Part I takes place on Saturday, April 7, 1928, the day before Easter, but flashes back frequently to previous years. The narrator of this chapter is Benjy Compson, who was born in 1895. He is feeble-minded. He cannot speak, read, or write. His retardation is so severe that he even confuses the past with the present. A memory from long ago may occur to him as a present experience. From the excerpt, the first part of the narrative denotes the present, in which Benjy, now 33 years old, is in the company of a friend Luster, who is looking for a lost quarter at the golf course. The italic part goes back in time, telling us about Caddy’s delivery of letter to Mrs. Patterson back in 1904. The next narrative tells us about Uncle Maury’s intent to arrange for Caddy to deliver letter to Mrs. Patterson, his secret lover. Why all the time shifts? Because Benjy has no sense of time, his only thought-process is associative: the event of the day, then, and what it reminds him of in the past are all one to him. That is why when in the present, snagged on a nail when crossing over the fence, he remembers the time when Caddy and he were to deliver the love letter to their neighbor.

Faulkner for sure challenges his readers to disentangle the characters and the time in which he tells the fragments of story.

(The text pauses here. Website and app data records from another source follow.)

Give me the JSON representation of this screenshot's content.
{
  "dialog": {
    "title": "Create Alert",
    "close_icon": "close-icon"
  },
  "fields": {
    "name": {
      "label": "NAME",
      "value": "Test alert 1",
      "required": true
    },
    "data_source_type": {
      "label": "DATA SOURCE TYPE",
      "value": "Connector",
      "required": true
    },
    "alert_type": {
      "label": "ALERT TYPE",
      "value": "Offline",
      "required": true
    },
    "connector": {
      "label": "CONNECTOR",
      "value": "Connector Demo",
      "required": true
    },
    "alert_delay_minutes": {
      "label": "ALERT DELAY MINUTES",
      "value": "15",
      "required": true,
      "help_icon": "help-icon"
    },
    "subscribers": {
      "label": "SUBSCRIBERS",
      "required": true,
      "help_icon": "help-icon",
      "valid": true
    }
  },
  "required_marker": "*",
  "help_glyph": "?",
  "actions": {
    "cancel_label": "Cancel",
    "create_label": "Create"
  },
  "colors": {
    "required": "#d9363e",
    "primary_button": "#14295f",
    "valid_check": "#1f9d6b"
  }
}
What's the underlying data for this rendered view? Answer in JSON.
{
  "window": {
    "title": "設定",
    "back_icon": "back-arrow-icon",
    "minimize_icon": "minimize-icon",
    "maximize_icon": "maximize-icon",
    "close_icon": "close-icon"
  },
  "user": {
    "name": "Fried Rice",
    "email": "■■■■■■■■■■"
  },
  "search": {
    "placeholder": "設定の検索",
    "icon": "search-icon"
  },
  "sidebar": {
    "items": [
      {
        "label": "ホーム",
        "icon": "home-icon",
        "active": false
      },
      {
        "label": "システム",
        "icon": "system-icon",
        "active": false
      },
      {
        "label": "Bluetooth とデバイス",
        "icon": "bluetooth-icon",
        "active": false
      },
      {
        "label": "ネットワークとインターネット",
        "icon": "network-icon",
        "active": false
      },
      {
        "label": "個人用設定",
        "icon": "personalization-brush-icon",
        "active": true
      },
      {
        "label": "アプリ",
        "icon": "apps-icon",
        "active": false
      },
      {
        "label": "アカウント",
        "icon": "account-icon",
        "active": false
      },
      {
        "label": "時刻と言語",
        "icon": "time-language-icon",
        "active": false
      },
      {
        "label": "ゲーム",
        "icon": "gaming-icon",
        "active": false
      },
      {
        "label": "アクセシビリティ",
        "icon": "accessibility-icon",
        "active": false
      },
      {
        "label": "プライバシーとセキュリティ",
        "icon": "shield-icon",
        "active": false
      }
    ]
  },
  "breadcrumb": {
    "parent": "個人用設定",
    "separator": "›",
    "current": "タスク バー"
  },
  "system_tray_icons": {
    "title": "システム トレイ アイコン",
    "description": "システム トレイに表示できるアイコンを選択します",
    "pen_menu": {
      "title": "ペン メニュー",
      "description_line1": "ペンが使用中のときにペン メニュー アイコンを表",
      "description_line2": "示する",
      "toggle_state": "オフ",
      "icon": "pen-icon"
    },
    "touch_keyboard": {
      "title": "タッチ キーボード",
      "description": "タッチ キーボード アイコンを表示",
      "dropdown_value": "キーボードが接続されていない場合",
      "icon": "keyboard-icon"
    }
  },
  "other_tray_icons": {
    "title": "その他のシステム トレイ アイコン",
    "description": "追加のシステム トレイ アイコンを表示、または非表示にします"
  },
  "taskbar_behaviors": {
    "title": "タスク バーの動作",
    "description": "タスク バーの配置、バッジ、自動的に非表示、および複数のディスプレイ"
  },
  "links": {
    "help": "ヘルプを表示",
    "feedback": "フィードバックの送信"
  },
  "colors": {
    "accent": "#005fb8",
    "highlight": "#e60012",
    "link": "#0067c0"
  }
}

The joy to me is to not take things for granted, but to appreciate the unconventional manner of story-telling.